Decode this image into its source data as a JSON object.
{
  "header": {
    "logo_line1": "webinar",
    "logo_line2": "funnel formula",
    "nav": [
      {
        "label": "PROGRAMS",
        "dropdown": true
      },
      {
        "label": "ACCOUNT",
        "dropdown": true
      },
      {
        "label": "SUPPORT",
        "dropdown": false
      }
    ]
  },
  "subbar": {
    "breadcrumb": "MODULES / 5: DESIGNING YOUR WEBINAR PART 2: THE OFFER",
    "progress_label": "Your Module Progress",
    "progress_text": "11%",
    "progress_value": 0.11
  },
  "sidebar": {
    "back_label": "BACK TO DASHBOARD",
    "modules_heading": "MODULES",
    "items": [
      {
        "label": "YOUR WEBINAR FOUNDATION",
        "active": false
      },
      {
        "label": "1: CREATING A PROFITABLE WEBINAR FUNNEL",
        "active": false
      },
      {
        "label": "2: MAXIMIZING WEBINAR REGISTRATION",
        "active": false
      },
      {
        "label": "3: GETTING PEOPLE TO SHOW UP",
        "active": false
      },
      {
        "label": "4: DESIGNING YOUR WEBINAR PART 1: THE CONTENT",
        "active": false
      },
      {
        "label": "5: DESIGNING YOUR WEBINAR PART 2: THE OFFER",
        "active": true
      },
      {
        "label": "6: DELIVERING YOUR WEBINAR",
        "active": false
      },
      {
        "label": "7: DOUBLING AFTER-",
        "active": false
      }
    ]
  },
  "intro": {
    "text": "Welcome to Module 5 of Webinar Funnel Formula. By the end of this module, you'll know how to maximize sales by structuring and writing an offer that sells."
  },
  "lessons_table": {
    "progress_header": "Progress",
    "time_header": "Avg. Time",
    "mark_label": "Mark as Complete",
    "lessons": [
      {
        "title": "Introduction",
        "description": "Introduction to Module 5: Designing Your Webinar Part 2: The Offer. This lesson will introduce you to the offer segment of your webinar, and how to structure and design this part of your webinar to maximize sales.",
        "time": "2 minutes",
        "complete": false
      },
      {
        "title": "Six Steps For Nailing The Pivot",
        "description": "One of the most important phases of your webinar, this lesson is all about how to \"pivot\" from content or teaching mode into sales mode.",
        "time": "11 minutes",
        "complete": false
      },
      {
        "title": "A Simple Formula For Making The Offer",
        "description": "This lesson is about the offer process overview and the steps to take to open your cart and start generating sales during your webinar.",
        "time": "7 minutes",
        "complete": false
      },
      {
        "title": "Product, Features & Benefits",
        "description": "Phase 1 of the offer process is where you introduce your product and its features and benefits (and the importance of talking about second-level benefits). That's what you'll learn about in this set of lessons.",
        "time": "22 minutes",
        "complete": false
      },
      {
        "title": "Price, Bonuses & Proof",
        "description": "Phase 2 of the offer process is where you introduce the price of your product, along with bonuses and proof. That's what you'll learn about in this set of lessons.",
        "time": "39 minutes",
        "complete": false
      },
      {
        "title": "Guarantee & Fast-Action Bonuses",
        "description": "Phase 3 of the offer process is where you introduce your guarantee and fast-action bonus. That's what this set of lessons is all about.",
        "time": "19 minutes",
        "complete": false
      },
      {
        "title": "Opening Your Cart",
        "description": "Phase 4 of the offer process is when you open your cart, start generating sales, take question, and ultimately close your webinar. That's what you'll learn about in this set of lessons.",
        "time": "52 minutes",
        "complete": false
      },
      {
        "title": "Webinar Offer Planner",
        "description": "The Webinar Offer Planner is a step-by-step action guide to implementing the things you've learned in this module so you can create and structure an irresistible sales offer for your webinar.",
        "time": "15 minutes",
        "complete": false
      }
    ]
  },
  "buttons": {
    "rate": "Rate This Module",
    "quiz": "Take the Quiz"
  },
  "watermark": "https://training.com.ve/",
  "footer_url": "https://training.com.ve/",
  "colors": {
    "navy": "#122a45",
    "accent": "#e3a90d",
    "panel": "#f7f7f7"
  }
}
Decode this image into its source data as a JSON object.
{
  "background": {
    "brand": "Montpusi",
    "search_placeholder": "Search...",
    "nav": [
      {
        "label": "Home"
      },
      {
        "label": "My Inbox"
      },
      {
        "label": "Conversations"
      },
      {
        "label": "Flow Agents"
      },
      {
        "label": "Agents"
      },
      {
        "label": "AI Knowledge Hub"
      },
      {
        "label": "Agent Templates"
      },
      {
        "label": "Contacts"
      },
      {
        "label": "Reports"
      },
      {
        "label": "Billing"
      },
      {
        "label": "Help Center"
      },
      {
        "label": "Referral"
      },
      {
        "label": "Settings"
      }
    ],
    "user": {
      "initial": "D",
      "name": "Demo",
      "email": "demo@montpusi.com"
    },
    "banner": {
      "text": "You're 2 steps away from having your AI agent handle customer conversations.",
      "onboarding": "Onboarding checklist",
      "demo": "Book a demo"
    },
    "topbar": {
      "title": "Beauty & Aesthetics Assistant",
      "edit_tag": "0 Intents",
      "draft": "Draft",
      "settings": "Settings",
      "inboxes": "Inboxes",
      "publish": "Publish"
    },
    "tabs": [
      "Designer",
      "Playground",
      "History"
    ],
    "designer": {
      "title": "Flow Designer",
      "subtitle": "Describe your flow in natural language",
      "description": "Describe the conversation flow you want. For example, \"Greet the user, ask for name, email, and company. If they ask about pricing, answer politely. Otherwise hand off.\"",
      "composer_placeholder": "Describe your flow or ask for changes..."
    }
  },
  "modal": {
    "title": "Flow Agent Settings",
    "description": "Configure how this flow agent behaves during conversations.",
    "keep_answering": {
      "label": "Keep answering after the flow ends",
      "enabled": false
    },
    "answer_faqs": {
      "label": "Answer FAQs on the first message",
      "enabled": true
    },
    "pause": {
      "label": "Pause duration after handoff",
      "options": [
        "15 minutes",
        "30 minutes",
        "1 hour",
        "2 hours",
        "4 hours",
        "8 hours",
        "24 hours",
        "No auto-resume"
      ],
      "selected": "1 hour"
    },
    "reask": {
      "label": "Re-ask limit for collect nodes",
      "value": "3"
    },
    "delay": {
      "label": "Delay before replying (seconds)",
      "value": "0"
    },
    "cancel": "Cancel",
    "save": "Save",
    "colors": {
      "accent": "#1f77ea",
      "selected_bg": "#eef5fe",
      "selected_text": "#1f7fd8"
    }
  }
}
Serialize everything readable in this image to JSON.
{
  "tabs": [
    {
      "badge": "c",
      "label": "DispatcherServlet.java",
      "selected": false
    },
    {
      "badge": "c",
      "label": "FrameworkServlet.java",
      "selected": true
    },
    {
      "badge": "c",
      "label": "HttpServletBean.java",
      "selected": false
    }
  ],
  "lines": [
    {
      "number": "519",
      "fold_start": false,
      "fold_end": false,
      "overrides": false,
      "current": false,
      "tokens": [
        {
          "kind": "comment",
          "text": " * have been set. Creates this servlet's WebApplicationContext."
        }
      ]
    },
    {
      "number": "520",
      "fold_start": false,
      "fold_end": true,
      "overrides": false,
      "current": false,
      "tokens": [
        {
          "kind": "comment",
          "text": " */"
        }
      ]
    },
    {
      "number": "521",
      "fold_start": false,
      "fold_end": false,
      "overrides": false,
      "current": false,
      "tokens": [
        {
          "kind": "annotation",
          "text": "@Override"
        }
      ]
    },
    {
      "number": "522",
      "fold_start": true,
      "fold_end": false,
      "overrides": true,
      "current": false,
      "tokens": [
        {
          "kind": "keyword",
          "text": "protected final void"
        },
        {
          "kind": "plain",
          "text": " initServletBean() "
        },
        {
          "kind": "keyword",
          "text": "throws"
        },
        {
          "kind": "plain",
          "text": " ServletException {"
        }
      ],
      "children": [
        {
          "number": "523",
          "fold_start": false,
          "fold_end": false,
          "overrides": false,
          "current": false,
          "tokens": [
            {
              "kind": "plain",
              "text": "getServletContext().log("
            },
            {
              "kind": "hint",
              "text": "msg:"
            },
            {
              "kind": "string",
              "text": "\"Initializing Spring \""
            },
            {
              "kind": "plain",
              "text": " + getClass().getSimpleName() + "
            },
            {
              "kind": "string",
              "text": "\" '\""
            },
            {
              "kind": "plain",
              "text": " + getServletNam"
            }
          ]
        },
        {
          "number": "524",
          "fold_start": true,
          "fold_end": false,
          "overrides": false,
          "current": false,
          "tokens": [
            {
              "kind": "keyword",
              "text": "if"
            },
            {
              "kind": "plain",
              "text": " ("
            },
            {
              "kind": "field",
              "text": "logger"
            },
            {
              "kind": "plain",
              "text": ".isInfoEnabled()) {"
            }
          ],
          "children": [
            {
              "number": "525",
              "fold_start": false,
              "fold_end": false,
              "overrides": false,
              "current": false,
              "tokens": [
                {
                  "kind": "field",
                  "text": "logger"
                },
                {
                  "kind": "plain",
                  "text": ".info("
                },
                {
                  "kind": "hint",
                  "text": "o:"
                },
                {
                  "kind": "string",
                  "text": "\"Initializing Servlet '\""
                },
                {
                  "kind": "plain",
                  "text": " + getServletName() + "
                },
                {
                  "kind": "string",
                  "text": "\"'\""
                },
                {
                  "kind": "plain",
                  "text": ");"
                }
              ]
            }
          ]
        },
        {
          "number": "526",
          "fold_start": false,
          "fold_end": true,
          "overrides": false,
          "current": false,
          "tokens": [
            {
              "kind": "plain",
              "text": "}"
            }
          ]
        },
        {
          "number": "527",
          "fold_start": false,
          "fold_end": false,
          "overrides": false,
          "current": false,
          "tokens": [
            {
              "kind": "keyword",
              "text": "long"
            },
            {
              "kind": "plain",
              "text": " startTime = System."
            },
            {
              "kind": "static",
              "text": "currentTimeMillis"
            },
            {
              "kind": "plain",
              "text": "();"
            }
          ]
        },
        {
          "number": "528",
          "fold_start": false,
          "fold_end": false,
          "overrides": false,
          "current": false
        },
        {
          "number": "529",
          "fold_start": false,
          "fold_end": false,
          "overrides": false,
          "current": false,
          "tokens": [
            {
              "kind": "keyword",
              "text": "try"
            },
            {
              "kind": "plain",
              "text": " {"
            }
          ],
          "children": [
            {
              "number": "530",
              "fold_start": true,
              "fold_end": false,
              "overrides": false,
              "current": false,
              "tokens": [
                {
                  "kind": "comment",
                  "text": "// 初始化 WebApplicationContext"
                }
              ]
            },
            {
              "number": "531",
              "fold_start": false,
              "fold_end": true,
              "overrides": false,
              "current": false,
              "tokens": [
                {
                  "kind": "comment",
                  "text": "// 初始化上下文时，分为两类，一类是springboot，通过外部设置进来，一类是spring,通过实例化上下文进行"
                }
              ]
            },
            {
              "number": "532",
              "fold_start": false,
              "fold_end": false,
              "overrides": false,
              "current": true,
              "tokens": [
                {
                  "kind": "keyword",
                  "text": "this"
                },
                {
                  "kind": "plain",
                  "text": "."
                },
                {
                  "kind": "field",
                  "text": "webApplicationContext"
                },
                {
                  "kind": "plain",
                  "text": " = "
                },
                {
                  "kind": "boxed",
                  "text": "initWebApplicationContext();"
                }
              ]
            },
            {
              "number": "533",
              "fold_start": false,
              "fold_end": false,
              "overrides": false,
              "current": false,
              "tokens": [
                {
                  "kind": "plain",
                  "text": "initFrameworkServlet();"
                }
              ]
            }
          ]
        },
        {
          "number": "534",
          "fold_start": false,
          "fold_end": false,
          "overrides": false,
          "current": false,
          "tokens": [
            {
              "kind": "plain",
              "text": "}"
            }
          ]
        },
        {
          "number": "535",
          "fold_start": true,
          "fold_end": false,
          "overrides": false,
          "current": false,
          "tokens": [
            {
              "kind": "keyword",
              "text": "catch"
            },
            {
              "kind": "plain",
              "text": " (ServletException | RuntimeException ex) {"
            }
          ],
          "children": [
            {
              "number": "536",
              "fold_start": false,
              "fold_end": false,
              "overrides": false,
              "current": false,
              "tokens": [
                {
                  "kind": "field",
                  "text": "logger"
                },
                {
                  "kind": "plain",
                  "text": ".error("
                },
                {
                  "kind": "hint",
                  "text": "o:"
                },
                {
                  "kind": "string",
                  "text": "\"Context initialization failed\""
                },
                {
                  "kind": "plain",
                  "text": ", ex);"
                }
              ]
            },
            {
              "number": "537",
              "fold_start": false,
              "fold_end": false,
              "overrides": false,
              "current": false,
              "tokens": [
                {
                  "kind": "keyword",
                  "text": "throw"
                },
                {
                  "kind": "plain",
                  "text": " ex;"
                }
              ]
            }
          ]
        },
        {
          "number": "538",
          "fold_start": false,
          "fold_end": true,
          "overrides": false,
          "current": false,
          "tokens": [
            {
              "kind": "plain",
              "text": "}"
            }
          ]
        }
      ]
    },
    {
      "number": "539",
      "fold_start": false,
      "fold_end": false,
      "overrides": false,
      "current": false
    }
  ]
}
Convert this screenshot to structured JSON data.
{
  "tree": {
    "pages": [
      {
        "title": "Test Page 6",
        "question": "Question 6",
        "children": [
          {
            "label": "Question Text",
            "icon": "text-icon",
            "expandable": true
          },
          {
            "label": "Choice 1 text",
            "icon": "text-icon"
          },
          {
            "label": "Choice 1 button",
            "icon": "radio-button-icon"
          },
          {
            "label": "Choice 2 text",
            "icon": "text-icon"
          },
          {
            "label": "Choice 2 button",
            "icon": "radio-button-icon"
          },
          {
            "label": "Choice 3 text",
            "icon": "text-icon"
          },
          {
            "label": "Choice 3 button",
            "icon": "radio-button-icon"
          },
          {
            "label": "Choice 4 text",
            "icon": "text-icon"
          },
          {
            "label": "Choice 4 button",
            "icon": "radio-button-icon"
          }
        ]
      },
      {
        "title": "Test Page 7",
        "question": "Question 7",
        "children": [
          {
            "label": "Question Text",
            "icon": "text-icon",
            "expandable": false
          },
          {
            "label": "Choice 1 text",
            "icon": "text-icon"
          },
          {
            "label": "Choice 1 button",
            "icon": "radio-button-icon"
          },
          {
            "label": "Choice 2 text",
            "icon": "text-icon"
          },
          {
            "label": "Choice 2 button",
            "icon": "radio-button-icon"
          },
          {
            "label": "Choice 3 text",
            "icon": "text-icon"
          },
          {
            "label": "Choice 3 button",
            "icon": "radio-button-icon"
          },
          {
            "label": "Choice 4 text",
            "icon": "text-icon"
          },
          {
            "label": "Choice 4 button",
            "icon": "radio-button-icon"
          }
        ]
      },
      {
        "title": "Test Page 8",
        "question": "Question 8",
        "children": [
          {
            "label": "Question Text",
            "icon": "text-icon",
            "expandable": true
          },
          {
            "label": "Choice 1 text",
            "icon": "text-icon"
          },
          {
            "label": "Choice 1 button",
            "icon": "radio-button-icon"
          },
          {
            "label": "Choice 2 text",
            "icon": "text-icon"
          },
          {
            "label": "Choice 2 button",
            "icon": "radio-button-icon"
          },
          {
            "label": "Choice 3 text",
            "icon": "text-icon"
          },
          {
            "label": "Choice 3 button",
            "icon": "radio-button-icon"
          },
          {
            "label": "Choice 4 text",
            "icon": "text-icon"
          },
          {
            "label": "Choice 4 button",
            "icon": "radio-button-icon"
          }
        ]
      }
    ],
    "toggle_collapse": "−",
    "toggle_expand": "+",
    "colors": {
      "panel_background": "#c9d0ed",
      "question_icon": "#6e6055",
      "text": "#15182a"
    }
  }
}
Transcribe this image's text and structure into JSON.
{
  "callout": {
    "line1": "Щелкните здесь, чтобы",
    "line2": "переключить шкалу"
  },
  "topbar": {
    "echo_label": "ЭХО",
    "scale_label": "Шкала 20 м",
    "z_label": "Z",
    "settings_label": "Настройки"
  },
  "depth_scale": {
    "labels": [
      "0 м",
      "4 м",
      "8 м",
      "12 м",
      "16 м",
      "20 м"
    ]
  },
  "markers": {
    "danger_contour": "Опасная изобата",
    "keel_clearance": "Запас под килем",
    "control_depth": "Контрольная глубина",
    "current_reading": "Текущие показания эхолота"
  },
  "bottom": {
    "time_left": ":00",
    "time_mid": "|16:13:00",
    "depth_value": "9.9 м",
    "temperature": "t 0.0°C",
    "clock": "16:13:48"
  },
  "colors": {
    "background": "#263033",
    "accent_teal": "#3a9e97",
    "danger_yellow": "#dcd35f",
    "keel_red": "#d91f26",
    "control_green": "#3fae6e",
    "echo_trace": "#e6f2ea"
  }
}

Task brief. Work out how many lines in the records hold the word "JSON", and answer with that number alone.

Result of this task. 5